The method was both elegant and precise. The repeated number always meant to the switcher that a cut was next, while the “ready” always signified an impending dissolve. At first some directors found the new calls annoying, and preferred to stay with the old ones (they were the “ready 2….take 2” crew with whom you, as switcher, never knew if the “ready 2” preceded a cut or a dissolve. When switching, you therefore had to try — too often unsuccessfully — to be ready for both).

But eventually, when their almost fool-proof effectiveness in preventing “mis”-takes were appreciated, (and, it should be said, on Dave’s fully justified insistence) the new calls were universally adopted. In fact, I believe that those camera calls of Dave’s are still being used, at least by some. (Bill Francis knew them as TD when I employed them while directing the Summer Symphony in Montana in 2002.)

Dave’s shot call system only failed once that I know of. That was on a performance program where Dave Nohling was switching, and a novice Whitney Thompson was directing. Nohling was known for having a very peculiar sense of humor. So when Whitney became flustered, lost his place in the score, and called out 3……2……1……take! Dave simply accepted the call literally and punched those buttons one after the other in quick succession – 3,2,1. Needless to say that didn’t look any too good going out live.

It would probably be impossible to enumerate all that Dave Davis gave and meant to us while at WGBH. He constantly and insistently emphasized — and through that gift we all learned — “creativity” and “quality.”

Dave really taught us pretty much all we knew about good music work, in all genres — especially classical and jazz. He brought much significant childrens’ programming to the station. And, of even greater importance, he modernized and stabilized many of our key production methods, initiating many of the essential innovations that first carried us out of the more primitive realms of production technique and into national prominence (a work-in-progress that Greg Harney ably continued).

Directly or indirectly Dave Davis “fathered” all of us in TV in the very best of ways. He knew well that to have creativity, space must be made available for individuality …

Dave’s role in the station’s spectacular recovery from the fire at 84 Mass., in the emergency use of the Cathholic TV Center, in the successful move to the Museum of Science, and in the planning of 125 the Western Ave. plant, are un-erasable as memorials to his wonderful resilience, determination, dedication, and savvy. Dave was, as we all know (or should know), one of the major forces behind the preeminence that WGBH eventually achieved. Directly or indirectly Dave Davis “fathered” all of us in TV in the very best of ways. He knew well that to have creativity, space must be made available for individuality — he never expected us to go about like a bunch of “little Daves.”
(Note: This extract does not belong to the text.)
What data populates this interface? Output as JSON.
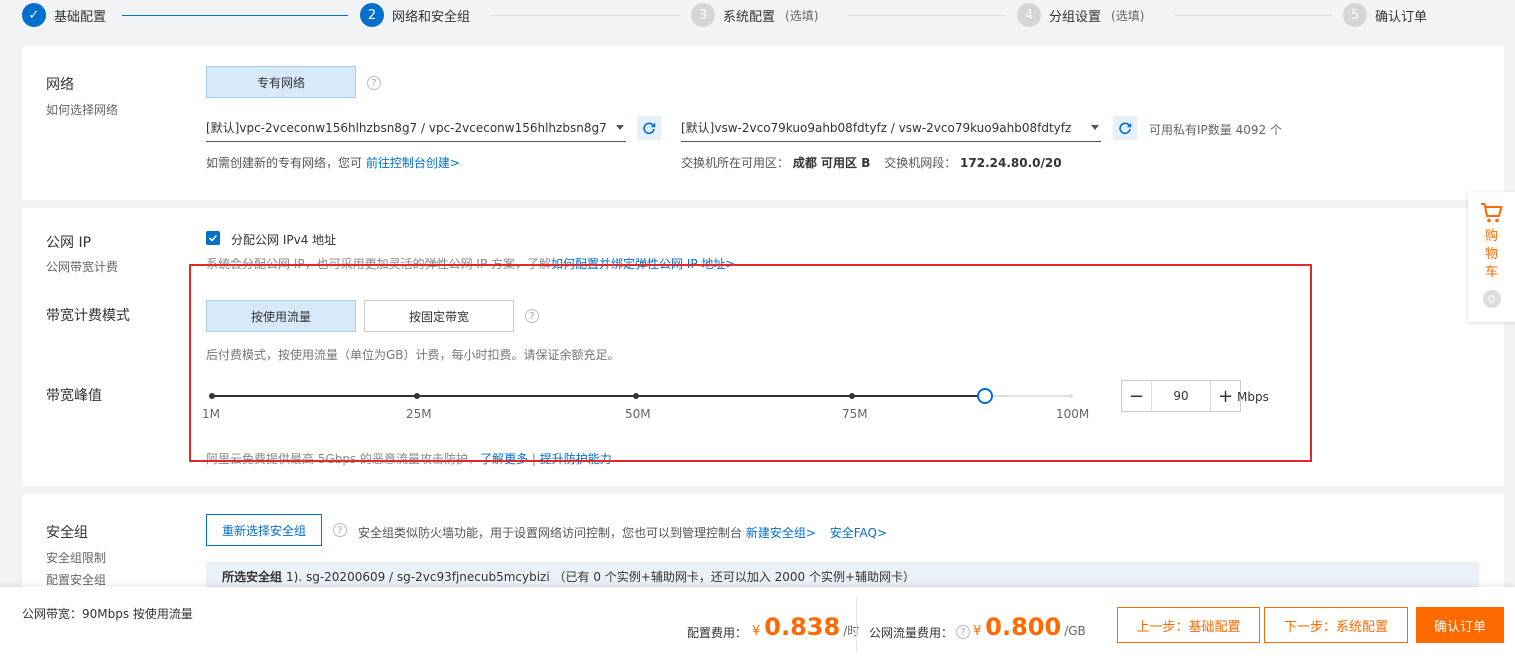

In my experience, Dave was a remarkably complex, and even at times enigmatic, person. He was a rather terse, emotionally somewhat remote, always impressive, clearly ingenious, unswervingly purposeful, occasionally humorous, at times intimidating, but always a gentle, fair and kind human being, who should, I feel, remain a justifiably revered figure in the history of
WGBH.

Finally: and I wish to say this to you personally, Dave, wherever you may be: I have long suspected that the man who dramatically changed my young life in unforeseeably beautiful and lasting ways; who introduced me to an appreciation and knowledge of music which has stayed with me my whole life; who gave me chances I would almost certainly never have gotten from anyone else; who helped me to get a foothold doing what I dearly wanted to do and loved doing, with people I came to love, in Public Broadcasting — a field which you were steadfast in supporting, and which I continue hold in the highest esteem as indispensable to our society … that that man was still alive, somewhere in the Caribbean making the music he so loved making. I’m deeply happy to hear that that was indeed true. It’s what I would have wished for you, Dave.

And this knowledge ameliorates, just a tiny bit, the tears I can’t seem to hold back, right now, as I write this, in deep respect of your wonderfully admirable service, and in profound mourning of your passing … because, Dave, I have so very much to love you for.

Leave a Reply